*** Data provided ***
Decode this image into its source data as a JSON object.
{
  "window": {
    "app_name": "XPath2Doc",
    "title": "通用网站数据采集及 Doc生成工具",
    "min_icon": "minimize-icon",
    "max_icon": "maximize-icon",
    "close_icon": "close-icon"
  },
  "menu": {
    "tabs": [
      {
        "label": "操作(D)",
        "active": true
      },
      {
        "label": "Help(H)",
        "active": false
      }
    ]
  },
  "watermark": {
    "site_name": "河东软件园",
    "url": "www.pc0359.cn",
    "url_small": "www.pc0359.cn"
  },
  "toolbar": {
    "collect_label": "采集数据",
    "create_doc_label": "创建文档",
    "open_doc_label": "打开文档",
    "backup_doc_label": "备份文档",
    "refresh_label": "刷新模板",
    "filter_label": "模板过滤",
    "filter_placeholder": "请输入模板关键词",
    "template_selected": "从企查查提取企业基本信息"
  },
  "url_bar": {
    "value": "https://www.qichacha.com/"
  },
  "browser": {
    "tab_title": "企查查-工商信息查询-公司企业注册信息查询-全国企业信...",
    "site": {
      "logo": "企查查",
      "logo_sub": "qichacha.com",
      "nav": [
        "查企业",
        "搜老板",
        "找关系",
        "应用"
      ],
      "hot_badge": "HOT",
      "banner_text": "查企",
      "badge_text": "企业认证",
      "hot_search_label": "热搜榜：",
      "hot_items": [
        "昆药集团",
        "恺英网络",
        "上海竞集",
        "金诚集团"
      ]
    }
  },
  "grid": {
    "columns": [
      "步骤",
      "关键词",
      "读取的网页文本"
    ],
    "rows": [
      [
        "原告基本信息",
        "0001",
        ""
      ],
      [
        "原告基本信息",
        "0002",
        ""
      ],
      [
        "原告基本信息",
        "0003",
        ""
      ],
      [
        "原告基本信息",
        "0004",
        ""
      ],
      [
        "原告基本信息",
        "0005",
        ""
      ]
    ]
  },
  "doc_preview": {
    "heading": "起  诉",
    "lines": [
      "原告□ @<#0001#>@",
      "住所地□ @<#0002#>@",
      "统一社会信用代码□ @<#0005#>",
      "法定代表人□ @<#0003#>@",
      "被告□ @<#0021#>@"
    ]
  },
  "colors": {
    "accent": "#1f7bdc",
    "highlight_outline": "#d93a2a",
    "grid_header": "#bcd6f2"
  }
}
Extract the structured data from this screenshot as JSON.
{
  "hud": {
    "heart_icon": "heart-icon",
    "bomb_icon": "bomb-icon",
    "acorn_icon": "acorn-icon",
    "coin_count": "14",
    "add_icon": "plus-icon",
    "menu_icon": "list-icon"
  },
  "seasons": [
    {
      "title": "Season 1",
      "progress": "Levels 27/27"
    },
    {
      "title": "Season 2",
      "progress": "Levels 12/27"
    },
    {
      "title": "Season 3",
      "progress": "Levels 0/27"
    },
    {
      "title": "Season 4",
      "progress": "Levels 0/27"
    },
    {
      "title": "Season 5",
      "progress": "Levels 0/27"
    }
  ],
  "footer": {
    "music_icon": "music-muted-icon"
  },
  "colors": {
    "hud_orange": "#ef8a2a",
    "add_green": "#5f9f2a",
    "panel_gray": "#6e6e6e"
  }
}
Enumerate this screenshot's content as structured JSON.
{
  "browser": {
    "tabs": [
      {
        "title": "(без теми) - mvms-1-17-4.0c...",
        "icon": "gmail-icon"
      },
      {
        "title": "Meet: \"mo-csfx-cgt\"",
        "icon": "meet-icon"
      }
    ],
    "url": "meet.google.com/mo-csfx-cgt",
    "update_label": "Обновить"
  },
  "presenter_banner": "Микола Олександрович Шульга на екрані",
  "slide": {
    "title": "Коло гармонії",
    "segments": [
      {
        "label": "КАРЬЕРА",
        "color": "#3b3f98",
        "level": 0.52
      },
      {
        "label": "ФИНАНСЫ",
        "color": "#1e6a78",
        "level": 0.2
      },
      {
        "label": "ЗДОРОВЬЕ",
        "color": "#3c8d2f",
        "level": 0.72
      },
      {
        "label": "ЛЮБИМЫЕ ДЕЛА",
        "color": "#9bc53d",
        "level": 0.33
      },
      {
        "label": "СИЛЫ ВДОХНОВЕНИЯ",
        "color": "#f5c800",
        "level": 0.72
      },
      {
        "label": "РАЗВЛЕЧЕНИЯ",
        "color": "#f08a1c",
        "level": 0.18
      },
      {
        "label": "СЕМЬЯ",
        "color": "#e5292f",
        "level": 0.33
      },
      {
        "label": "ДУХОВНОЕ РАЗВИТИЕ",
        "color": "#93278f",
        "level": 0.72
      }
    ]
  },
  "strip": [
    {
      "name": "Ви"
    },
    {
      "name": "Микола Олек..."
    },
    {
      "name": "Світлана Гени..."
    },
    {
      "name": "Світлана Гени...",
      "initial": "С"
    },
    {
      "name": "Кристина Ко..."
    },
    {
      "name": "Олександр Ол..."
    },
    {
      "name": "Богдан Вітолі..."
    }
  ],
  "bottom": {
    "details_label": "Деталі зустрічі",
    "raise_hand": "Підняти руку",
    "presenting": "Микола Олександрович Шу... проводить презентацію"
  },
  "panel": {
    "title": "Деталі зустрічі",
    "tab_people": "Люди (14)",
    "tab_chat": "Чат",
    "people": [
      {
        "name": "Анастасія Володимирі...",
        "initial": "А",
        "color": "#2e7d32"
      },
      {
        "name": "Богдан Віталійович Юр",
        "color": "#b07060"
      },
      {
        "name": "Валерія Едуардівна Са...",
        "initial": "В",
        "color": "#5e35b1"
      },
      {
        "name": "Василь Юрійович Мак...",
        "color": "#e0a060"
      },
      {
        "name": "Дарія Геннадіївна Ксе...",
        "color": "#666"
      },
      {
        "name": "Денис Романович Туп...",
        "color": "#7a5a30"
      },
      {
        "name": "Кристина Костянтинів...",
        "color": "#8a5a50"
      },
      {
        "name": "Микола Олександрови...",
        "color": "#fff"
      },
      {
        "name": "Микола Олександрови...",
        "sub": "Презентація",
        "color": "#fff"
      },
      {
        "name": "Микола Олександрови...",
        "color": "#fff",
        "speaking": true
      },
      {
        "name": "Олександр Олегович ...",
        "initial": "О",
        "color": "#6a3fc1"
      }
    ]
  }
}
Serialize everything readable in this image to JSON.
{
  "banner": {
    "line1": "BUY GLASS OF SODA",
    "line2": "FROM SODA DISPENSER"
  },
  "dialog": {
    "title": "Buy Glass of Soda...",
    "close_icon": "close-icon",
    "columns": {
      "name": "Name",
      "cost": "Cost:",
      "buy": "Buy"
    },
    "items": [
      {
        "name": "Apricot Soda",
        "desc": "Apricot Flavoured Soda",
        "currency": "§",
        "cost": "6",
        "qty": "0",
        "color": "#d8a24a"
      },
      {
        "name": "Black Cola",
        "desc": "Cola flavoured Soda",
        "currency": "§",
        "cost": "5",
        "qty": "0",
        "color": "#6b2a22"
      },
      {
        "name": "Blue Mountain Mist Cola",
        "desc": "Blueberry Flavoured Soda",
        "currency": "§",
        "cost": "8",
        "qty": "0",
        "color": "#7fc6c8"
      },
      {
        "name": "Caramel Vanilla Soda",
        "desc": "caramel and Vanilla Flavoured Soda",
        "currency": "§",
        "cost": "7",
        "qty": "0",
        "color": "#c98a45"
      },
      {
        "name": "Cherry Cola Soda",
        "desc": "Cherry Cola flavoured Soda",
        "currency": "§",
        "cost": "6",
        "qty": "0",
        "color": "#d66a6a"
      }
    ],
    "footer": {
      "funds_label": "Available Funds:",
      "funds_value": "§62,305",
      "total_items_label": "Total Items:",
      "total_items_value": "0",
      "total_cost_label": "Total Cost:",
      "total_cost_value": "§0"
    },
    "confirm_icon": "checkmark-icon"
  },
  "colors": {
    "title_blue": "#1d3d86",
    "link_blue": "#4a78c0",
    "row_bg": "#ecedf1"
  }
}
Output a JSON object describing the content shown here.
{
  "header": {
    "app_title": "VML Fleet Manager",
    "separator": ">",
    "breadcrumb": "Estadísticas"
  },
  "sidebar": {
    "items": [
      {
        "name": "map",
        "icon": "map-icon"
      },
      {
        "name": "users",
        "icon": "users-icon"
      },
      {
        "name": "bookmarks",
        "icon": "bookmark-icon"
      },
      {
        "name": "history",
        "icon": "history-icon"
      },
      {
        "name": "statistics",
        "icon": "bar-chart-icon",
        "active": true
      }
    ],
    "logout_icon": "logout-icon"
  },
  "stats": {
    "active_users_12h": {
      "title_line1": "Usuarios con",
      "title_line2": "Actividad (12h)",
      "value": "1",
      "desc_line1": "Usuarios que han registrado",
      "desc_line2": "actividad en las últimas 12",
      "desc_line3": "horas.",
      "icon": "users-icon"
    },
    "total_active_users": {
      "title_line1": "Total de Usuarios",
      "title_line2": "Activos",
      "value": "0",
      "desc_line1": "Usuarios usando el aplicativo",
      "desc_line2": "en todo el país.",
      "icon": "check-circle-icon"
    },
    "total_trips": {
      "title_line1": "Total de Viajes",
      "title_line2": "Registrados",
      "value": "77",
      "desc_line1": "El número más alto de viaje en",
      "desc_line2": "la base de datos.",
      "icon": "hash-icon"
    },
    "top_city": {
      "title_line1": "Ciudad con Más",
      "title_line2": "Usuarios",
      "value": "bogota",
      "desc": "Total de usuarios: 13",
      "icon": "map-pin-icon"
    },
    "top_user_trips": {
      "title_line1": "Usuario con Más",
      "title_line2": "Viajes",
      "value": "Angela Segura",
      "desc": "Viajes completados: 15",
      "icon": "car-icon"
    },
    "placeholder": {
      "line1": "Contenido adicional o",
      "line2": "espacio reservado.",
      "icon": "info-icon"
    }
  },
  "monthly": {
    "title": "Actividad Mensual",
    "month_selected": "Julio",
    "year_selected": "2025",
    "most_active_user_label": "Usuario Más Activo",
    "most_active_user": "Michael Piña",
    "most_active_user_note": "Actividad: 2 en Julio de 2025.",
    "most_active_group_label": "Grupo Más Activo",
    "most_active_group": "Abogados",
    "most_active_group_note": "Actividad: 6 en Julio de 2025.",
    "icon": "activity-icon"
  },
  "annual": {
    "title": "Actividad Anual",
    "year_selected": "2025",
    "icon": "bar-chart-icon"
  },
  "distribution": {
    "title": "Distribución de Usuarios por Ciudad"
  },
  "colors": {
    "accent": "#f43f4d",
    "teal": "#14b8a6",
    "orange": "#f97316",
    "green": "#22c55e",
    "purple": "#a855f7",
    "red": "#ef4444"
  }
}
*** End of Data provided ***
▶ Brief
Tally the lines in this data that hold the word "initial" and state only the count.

▶ Your solution
4